Poetry and song and maybe culture

Saturday, June 12, 2004


Waltzing Matilda


"Banjo" Paterson, 1893


Once a jolly swagman sat beside the billabong,

Under the shade of a coulibah tree,

And he sang as he sat and waited till his billy boiled:


Chorus:

Who'll come a waltzing matilda with me

Waltzing matilda, waltzing matilda

Who'll come a waltzing matilda with me

And he sang as he sat and waited by the billabong

Who'll come a waltzing matilda with me.


2. Down came a jumbuck to drink beside the billabong

Up jumped the swagman and seized him with glee

And he sang as he tucked the jumbuck in his tuckerbag


Chorus:

You'll come a waltzing matilda with me

Waltzing matilda, waltzing matilda

You'll come a waltzing matilda with me

And he sang as he tucked the jumbuck in his tuckerbag

You'll come a waltzing matilda with me.


3. Down came the stockman, riding on his thoroughbred,

Down came the troopers, one, two, three.

"Where's that jolly jumbuck you've got in your tuckerbag?"


Chorus:

You'll come a waltzing matilda with me

Waltzing matilda, waltzing matilda

You'll come a waltzing matilda with me

Where's that jolly jumbuck you've got in your tuckerbag?

You'll come a waltzing matilda with me.


4. Up jumped the swagman and plunged into the billabong,

"You'll never catch me alive," cried he

And his ghost may be heard as you ride beside the billabong,


Chorus:

Who'll come a waltzing matilda with me

Waltzing matilda, waltzing matilda

Who'll come a waltzing matilda with me

And his ghost may be heard as you ride beside the billabong,

Who'll come a waltzing matilda with me.





Waltzing Matilda Definitions



Billabong
- Originally an aboriginal word for a section of still water adjacent to a river, cut off by a change in the watercourse, cf. an oxbow lake. In the Australian outback, a billabong generally retains water longer than the watercourse itself, so it may be the only water for miles around.



Billy - A tin can, maybe two litres (four pints) in capacity, usually with a wire handle attached to the top rim, in which 'swaggies' (and contemporary Australian campers) boil water to make tea (and to kill the beasties in the water they've taken out of the billabong).



Coolibah tree (also coolabah) - A particular kind of eucalyptus which grows beside billabongs.



Jumbuck - A sheep



Squatter - As Australia was settled, there was of course little or no authority and bureaucracy in place. People 'squatted' on patches of land, grazed their animals, grew their crops and built their houses and fences. In due course, as authority arrived, it generally accepted the claims of whoever was in apparent possession of the land (aboriginals had been no match for armed blue men, and anyway were largely nomadic across reasonably large areas). Particularly in good quality grazing country, squatters quickly became relatively very well off, hence the term 'squattocracy' which blends 'squatter' with 'aristocracy'. The constabulary tended to work with them to maintain law and order.
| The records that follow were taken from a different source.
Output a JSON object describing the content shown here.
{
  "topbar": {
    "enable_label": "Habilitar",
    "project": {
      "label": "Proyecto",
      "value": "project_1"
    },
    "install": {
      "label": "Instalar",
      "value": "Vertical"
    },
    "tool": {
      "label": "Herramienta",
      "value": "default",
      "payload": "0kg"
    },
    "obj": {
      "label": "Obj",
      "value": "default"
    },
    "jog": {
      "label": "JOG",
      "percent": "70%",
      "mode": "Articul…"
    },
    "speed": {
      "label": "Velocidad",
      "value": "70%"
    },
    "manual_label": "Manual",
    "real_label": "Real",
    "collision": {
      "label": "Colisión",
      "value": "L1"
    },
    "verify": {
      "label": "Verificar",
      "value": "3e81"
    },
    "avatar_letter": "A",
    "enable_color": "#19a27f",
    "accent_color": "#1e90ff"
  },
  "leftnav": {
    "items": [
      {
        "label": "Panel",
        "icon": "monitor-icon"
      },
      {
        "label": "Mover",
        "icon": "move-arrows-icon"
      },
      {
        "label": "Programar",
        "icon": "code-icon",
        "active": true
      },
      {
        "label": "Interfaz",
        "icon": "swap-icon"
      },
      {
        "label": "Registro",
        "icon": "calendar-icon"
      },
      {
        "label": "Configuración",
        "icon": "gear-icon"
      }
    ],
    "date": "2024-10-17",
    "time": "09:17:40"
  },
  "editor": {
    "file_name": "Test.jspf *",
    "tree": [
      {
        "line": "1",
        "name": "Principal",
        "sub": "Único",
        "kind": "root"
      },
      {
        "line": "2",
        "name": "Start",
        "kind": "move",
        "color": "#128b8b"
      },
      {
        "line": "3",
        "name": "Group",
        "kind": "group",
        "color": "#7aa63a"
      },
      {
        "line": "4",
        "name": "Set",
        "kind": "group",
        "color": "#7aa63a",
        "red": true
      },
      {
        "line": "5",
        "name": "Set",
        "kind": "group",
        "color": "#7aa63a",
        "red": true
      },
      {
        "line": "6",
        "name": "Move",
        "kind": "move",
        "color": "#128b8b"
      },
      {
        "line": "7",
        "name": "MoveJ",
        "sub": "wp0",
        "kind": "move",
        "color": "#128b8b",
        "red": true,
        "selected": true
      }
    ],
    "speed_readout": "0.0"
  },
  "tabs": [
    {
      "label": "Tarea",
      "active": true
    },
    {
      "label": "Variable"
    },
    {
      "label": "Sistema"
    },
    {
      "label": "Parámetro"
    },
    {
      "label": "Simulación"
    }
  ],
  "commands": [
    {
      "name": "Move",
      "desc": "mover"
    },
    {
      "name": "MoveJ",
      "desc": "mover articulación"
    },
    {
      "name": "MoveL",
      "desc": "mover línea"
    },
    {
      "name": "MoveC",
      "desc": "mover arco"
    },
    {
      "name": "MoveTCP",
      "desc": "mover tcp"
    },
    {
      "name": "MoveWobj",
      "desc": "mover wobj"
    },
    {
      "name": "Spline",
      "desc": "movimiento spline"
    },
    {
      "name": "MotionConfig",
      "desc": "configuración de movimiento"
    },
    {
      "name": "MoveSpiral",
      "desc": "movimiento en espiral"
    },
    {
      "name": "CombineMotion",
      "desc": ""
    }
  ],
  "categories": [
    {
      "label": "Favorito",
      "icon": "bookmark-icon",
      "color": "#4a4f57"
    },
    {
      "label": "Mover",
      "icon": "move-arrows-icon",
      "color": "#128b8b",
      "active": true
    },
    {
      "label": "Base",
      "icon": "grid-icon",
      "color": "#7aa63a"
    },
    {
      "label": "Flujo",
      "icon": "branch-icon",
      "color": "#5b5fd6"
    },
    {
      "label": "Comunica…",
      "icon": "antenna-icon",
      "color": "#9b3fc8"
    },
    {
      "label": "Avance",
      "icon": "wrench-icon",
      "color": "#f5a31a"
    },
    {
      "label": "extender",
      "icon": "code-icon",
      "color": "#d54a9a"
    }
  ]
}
To non-land-owners, squatters were an object of resentment.



Swagman - A gentleman of the road, an itinerant roaming country roads, a drifter, a tramp, a hobo. Carried his few belongings slung in a cloth, which was called by a wide variety of names, including 'swag', 'shiralee' and 'bluey'. Given the large number of names for them, they must have been a pretty common sight.



Troopers - Cavalry soldiers, or perhaps mounted militia-men or policemen. To a swaggie, what was the difference??



Tucker-bag - A bag to keep tucker in. (Tucker is food.)



Waltzing matilda - Matilda was a mock-romantic word for a swag, and to waltz matilda was to hit the road with a swag on your back. The term is thought to come from a German expression, Auf die Walz gehen, meaning to take to the road, and Matilda is a girl's name, applied to one's bed-roll. So the poem (doggerel? folk song?) can be interpreted as yet another Aussie complaint about them in authority. We're one of the most urbanised nations in the world, who sort-of yearn for the wide open spaces (there's so much of it out there!), and the freedom that goes with it (or at least seems to go with it, to those that don't live there). So Waltzing Matilda strikes a chord (so to speak), generation after generation, for the same reason that Crocodile Dundee was as popular here as anywhere else - we know we're not like that; but it's fun pretending for a while that we are.